From its inception in 2009, in a span of 10 years, ArchCity Defenders became an organization with an annual budget of more than $1.5 million, a paid staff of more than 25, a robust internship program, and a significant profile in the region. Funding is based upon individual, foundation, and grant donations, in-kind donation of services, and legal fees from cases won or settled on behalf of clients. One of the unique elements that differentiates ArchCity from other nonprofit firms is the holistic advocacy services that include civil and criminal legal representation, social services, impact litigation, policy and media advocacy, and community collaboration.
What Can You Do?
Across the country, we are dealing with a wide variety of issues that are similar to those that fostered the creation and growth of ArchCity Defenders, including debtor’s prisons, and failure to consider an individual’s ability to pay fines and fees. Millions of Americans face eviction, and possible homelessness, and many others still in their residences are dealing with losing their utilities. Protesters across the country have been arrested and charged with violations that conflict with their constitutional rights. The vast majority of people facing these issues are either members of racial minority groups, their allies, or people that simply do not have the means to hire an attorney based upon their income or a recent job loss. If you are a new attorney, or an experienced attorney in a job search, this kind of work can provide you with valuable experience that can supplement your current credentials. What can you do?
- Identify nonprofit law firms in your community where you could contribute legal assistance as a volunteer or a staff member. Talk with social services organizations and community organizers about their legal needs.
- While bar examinations and licensure form a patchwork quilt across the country, almost every state offers a provision by which new graduates can practice under special rules and supervision by licensed attorneys. Learn what your state is doing.
- Contact existing nonprofit law firms providing assistance to under served populations and learn more about them. Early in its development, the ArchCity founders took a road trip and met with other organizations that had a similar mission. In subsequent years, these relationships provided technical and case support.

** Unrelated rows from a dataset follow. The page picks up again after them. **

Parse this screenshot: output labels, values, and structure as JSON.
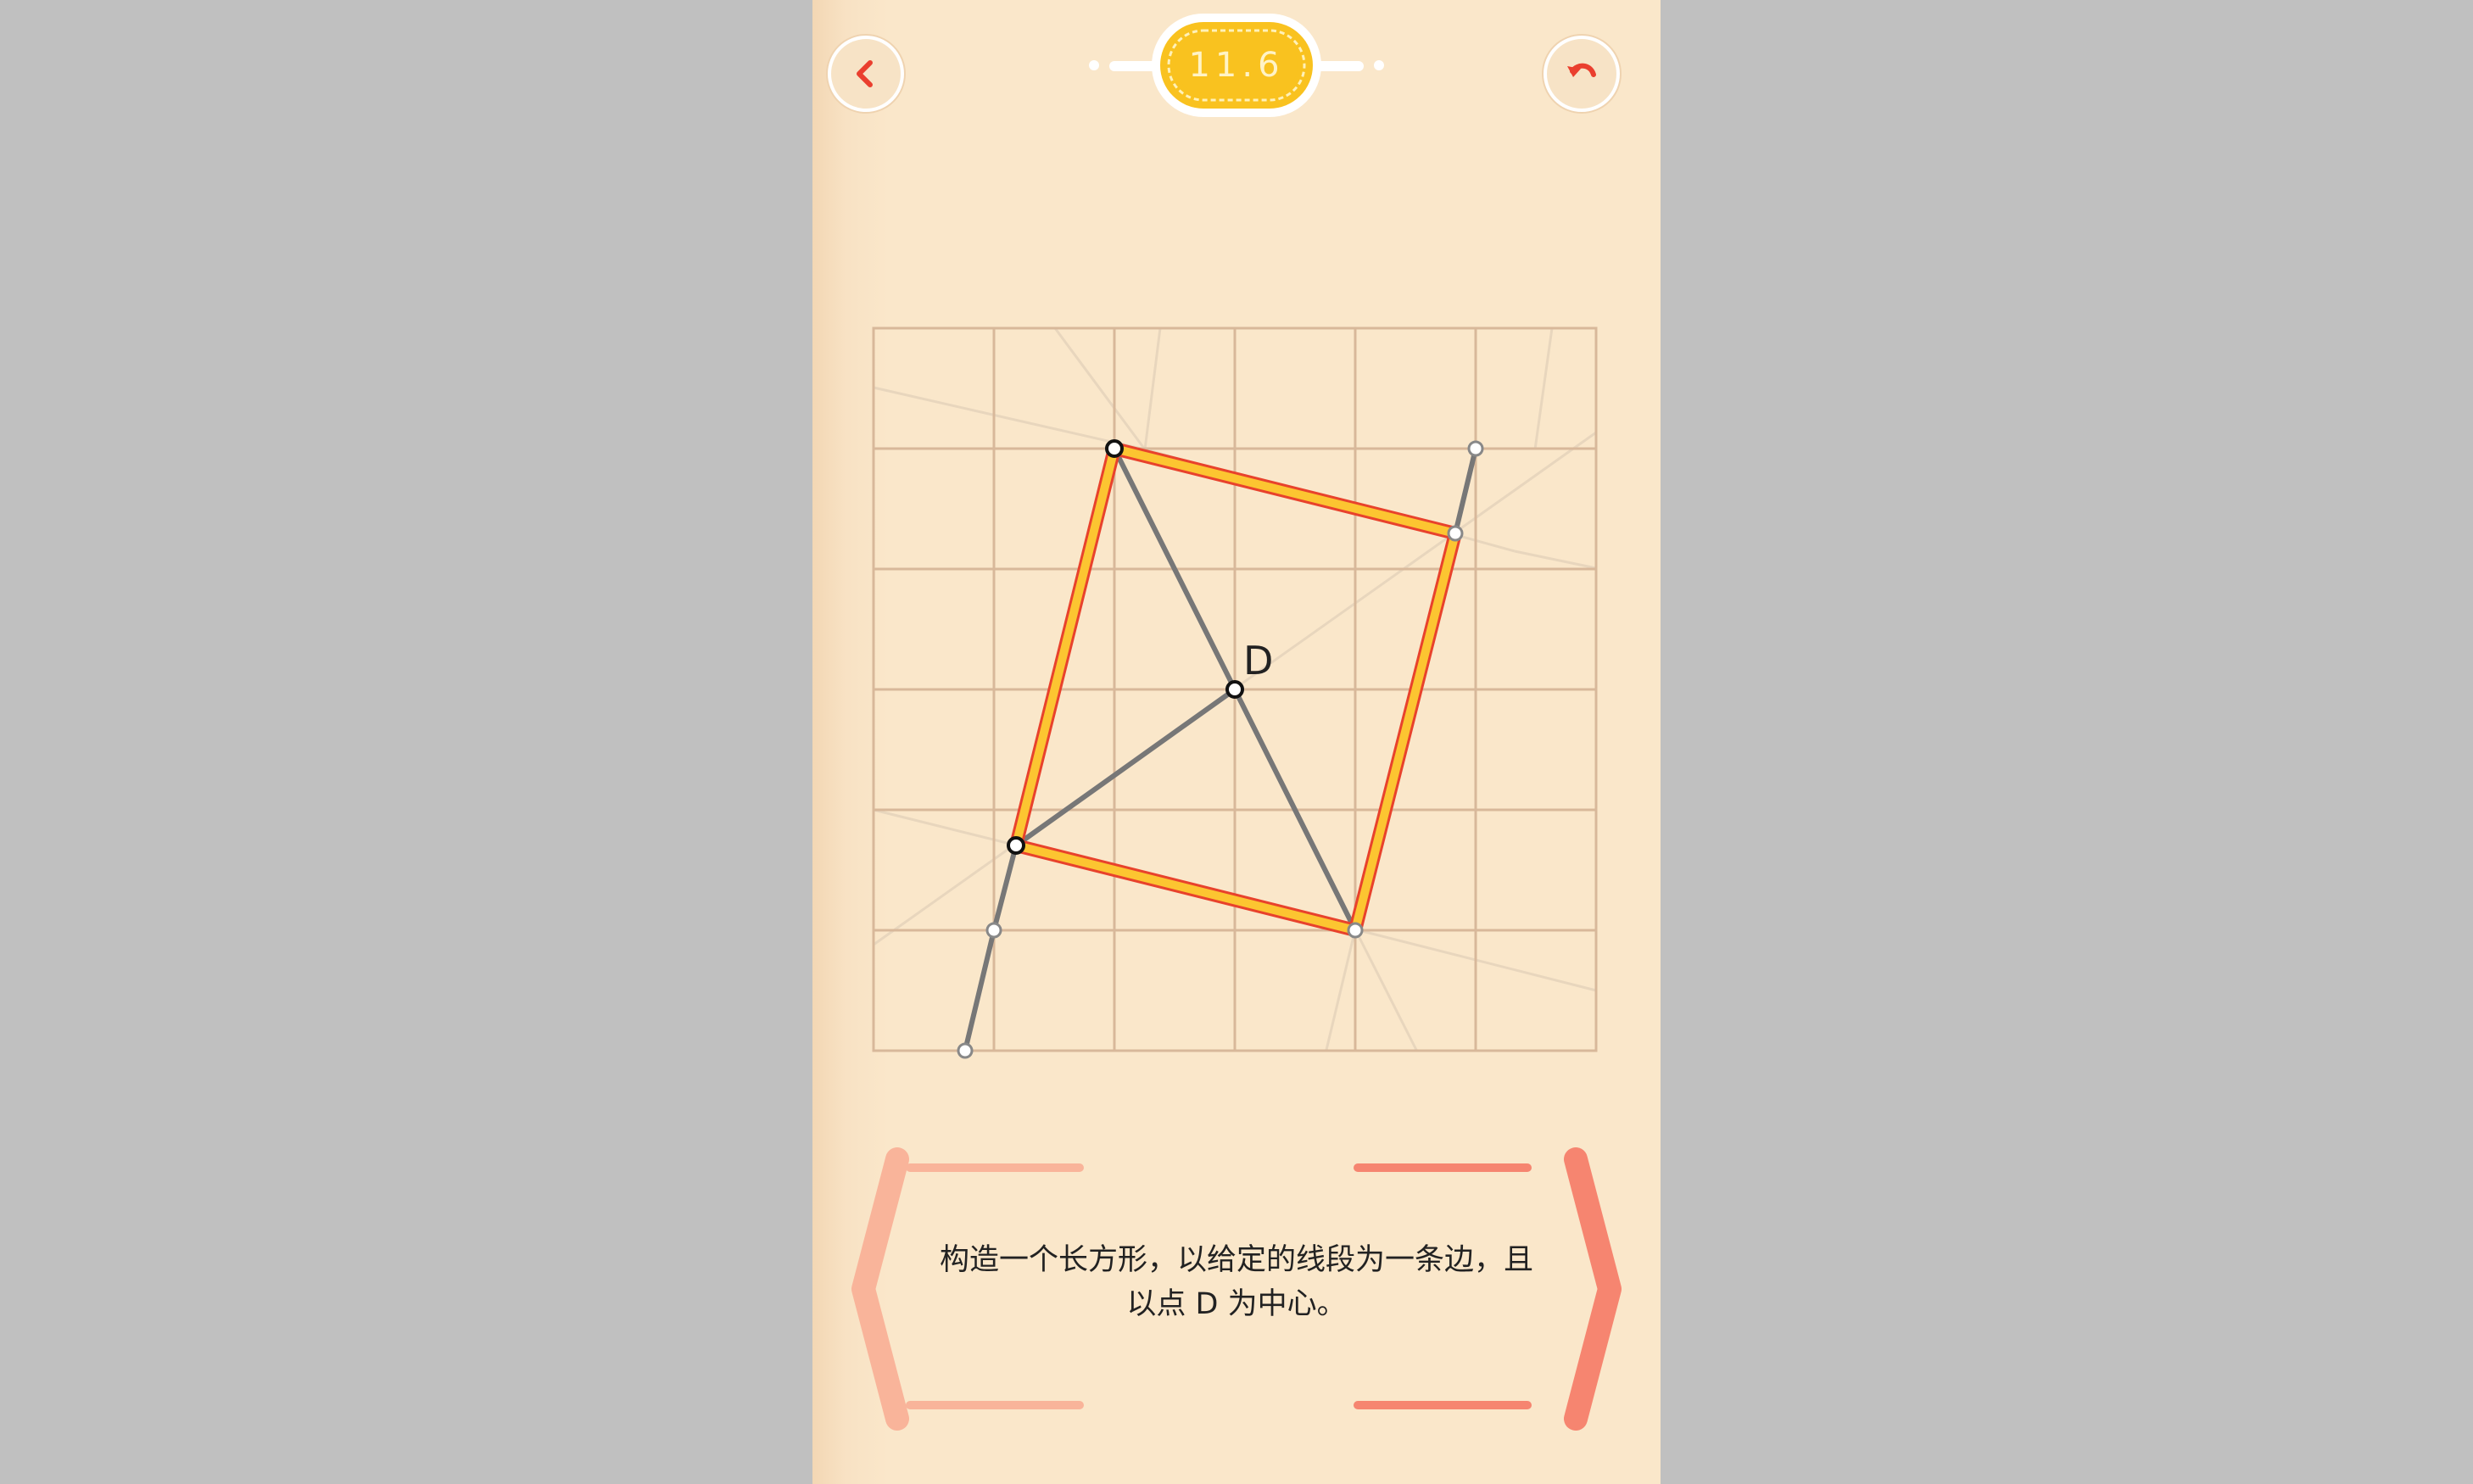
{
  "level": {
    "label": "11.6"
  },
  "puzzle": {
    "point_label": "D",
    "instruction_line1": "构造一个长方形，以给定的线段为一条边，且",
    "instruction_line2": "以点 D 为中心。"
  },
  "buttons": {
    "back_icon": "chevron-left-icon",
    "undo_icon": "undo-icon",
    "prev_icon": "chevron-left-large-icon",
    "next_icon": "chevron-right-large-icon"
  },
  "colors": {
    "accent_red": "#ea3f2e",
    "rectangle_fill": "#fcc531",
    "rectangle_edge": "#e8422c",
    "construction_line": "#777777",
    "grid_line": "#d8b89a",
    "faint_line": "#e8d6bd",
    "badge_gold": "#f9c21f",
    "arrow_prev": "#f9b49a",
    "arrow_next": "#f68570"
  }
}
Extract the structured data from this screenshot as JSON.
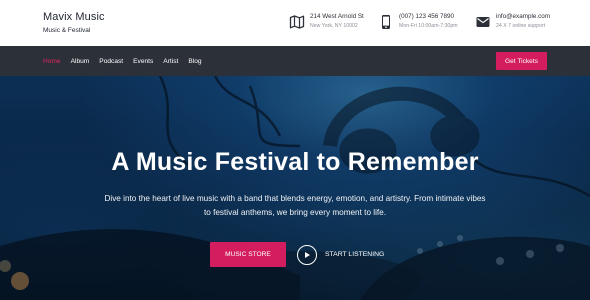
{
  "brand": {
    "title": "Mavix Music",
    "subtitle": "Music & Festival"
  },
  "contact": [
    {
      "icon": "map-icon",
      "line1": "214 West Arnold St",
      "line2": "New York, NY 10002"
    },
    {
      "icon": "phone-icon",
      "line1": "(007) 123 456 7890",
      "line2": "Mon-Fri 10:00am-7:30pm"
    },
    {
      "icon": "mail-icon",
      "line1": "info@example.com",
      "line2": "24 X 7 online support"
    }
  ],
  "nav": {
    "items": [
      "Home",
      "Album",
      "Podcast",
      "Events",
      "Artist",
      "Blog"
    ],
    "active": "Home",
    "cta": "Get Tickets"
  },
  "hero": {
    "title": "A Music Festival to Remember",
    "text": "Dive into the heart of live music with a band that blends energy, emotion, and artistry. From intimate vibes to festival anthems, we bring every moment to life.",
    "primary_button": "MUSIC STORE",
    "secondary_button": "START LISTENING"
  },
  "colors": {
    "accent": "#d41d5e",
    "nav_bg": "#2c3038",
    "topbar_bg": "#ffffff"
  }
}
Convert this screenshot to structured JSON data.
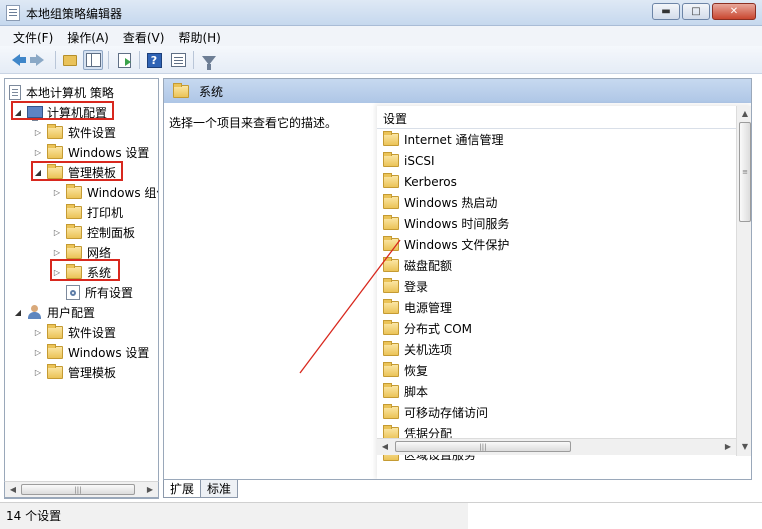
{
  "window": {
    "title": "本地组策略编辑器",
    "controls": {
      "minimize": "▬",
      "maximize": "□",
      "close": "✕"
    }
  },
  "menubar": [
    "文件(F)",
    "操作(A)",
    "查看(V)",
    "帮助(H)"
  ],
  "toolbar": {
    "icons": [
      "back-icon",
      "forward-icon",
      "up-folder-icon",
      "show-hide-tree-icon",
      "export-list-icon",
      "help-icon",
      "properties-icon",
      "filter-icon"
    ],
    "help_glyph": "?"
  },
  "tree": {
    "root": "本地计算机 策略",
    "computer_config": "计算机配置",
    "computer_children": {
      "software": "软件设置",
      "windows": "Windows 设置",
      "admin_templates": "管理模板",
      "admin_children": [
        "Windows 组件",
        "打印机",
        "控制面板",
        "网络",
        "系统",
        "所有设置"
      ]
    },
    "user_config": "用户配置",
    "user_children": [
      "软件设置",
      "Windows 设置",
      "管理模板"
    ]
  },
  "content": {
    "header": "系统",
    "description": "选择一个项目来查看它的描述。",
    "column_header": "设置",
    "items": [
      "Internet 通信管理",
      "iSCSI",
      "Kerberos",
      "Windows 热启动",
      "Windows 时间服务",
      "Windows 文件保护",
      "磁盘配额",
      "登录",
      "电源管理",
      "分布式 COM",
      "关机选项",
      "恢复",
      "脚本",
      "可移动存储访问",
      "凭据分配",
      "区域设置服务"
    ]
  },
  "tabs": [
    "扩展",
    "标准"
  ],
  "status": {
    "text": "14 个设置"
  },
  "colors": {
    "highlight_box": "#d8281e",
    "annotation_line": "#d8281e",
    "header_bg": "#b8cdeb"
  }
}
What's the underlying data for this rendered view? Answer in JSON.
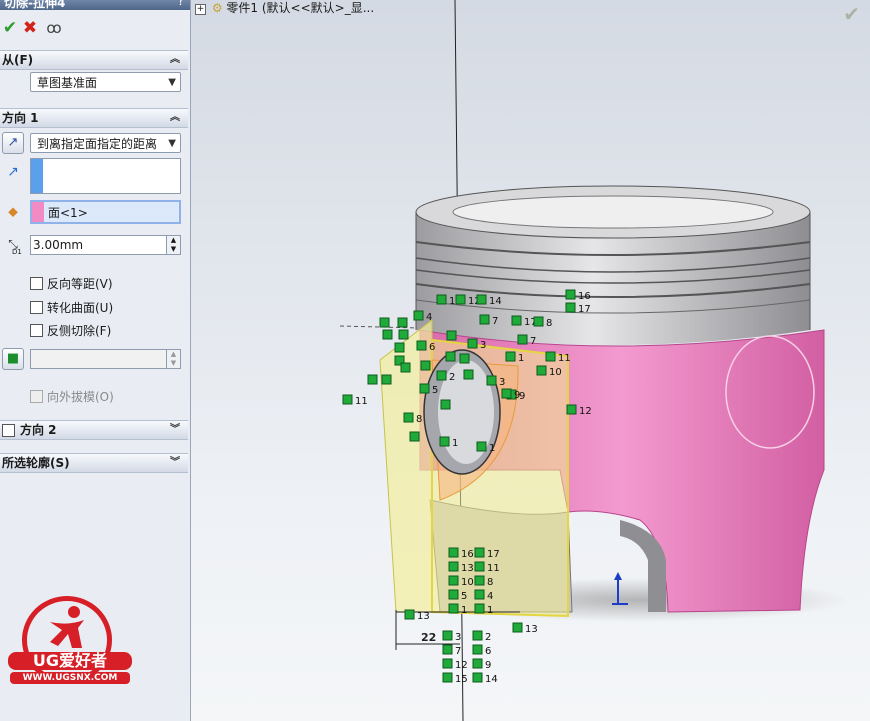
{
  "feature": {
    "title": "切除-拉伸4",
    "help_label": "?"
  },
  "actions": {
    "ok_icon": "check-icon",
    "cancel_icon": "x-icon",
    "preview_icon": "glasses-icon"
  },
  "from": {
    "header": "从(F)",
    "selected": "草图基准面"
  },
  "direction1": {
    "header": "方向 1",
    "end_condition": "到离指定面指定的距离",
    "direction_box": "",
    "face_box": "面<1>",
    "distance": "3.00mm",
    "distance_icon_label": "D1",
    "reverse_offset": "反向等距(V)",
    "translate_surface": "转化曲面(U)",
    "flip_side": "反侧切除(F)",
    "draft_outward": "向外拔模(O)"
  },
  "direction2": {
    "header": "方向 2"
  },
  "selected_contours": {
    "header": "所选轮廓(S)"
  },
  "tree": {
    "root": "零件1 (默认<<默认>_显..."
  },
  "logo": {
    "brand": "UG爱好者",
    "site": "WWW.UGSNX.COM"
  },
  "colors": {
    "face_pink": "#e879b9",
    "sketch_yellow": "#f2ee9c",
    "relation_green": "#1faa3a",
    "piston_gray": "#c7c7c9",
    "accent_blue": "#5aa0ea"
  },
  "dimension": "22",
  "relation_labels": {
    "top": [
      "16",
      "12",
      "14",
      "16",
      "17",
      "7",
      "17",
      "8",
      "7",
      "11",
      "10",
      "3",
      "9",
      "12",
      "11",
      "1",
      "1",
      "3",
      "4",
      "2",
      "6",
      "9",
      "1",
      "5",
      "8"
    ],
    "column_left": [
      "16",
      "13",
      "10",
      "5",
      "1",
      "3",
      "7",
      "12",
      "15"
    ],
    "column_right": [
      "17",
      "11",
      "8",
      "4",
      "1",
      "2",
      "6",
      "9",
      "14"
    ],
    "bottom_side": [
      "13",
      "13"
    ]
  }
}
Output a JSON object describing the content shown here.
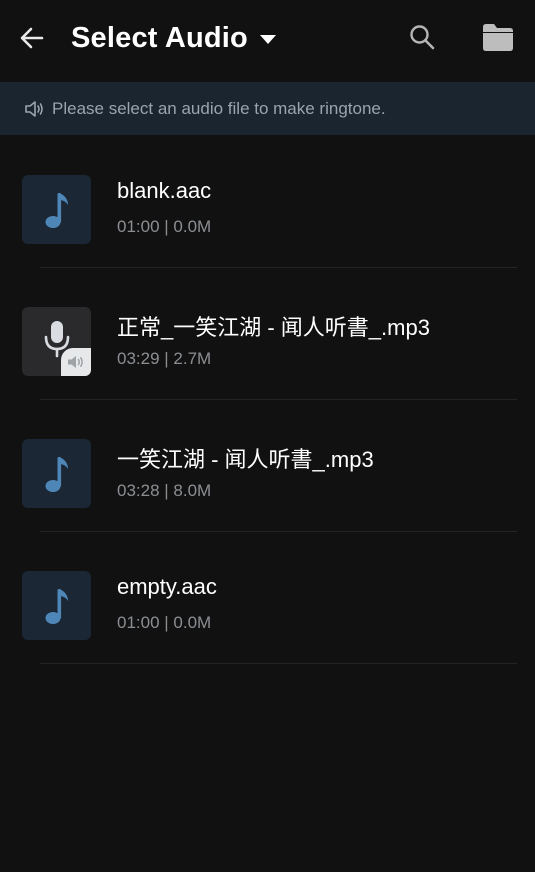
{
  "header": {
    "title": "Select Audio",
    "icons": {
      "back": "arrow-left-icon",
      "dropdown": "caret-down-icon",
      "search": "search-icon",
      "folder": "folder-icon"
    }
  },
  "notice": {
    "text": "Please select an audio file to make ringtone.",
    "icon": "speaker-icon"
  },
  "files": [
    {
      "name": "blank.aac",
      "duration": "01:00",
      "size": "0.0M",
      "icon": "music-note-icon"
    },
    {
      "name": "正常_一笑江湖 - 闻人听書_.mp3",
      "duration": "03:29",
      "size": "2.7M",
      "icon": "microphone-icon"
    },
    {
      "name": "一笑江湖 - 闻人听書_.mp3",
      "duration": "03:28",
      "size": "8.0M",
      "icon": "music-note-icon"
    },
    {
      "name": "empty.aac",
      "duration": "01:00",
      "size": "0.0M",
      "icon": "music-note-icon"
    }
  ],
  "colors": {
    "background": "#111111",
    "notice_bg": "#1a2530",
    "accent_blue": "#4f86b8",
    "meta_text": "#8b8f93"
  }
}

- Develop partnerships with law schools in your geographic region, and consider working with law school clinics and law student interns.
- Start your own firm or nonprofit organization. Seek the input of existing nonprofit law firms. Most are happy to provide technical and organizational assistance.
The needs in our communities, particularly for the representation of poor people and Black and brown citizens, are enormous. If you are an experienced attorney, ABA Model Rule 6.1 requires you to provide at least 50 hours of pro bono work a year. At this moment, lawyers have a unique opportunity to intervene on behalf of those with fewer resources, and people who have been under served and under-represented. Many of us have been impacted by the growing knowledge of racial inequities, and recognition of disparities. This is a moment to intervene and no one group has more power to make a difference than lawyers. Now is the time.
Editor’s Note – This article republished with the author’s permission – with first publication on ABA Law Practice Division, Law Practice Today.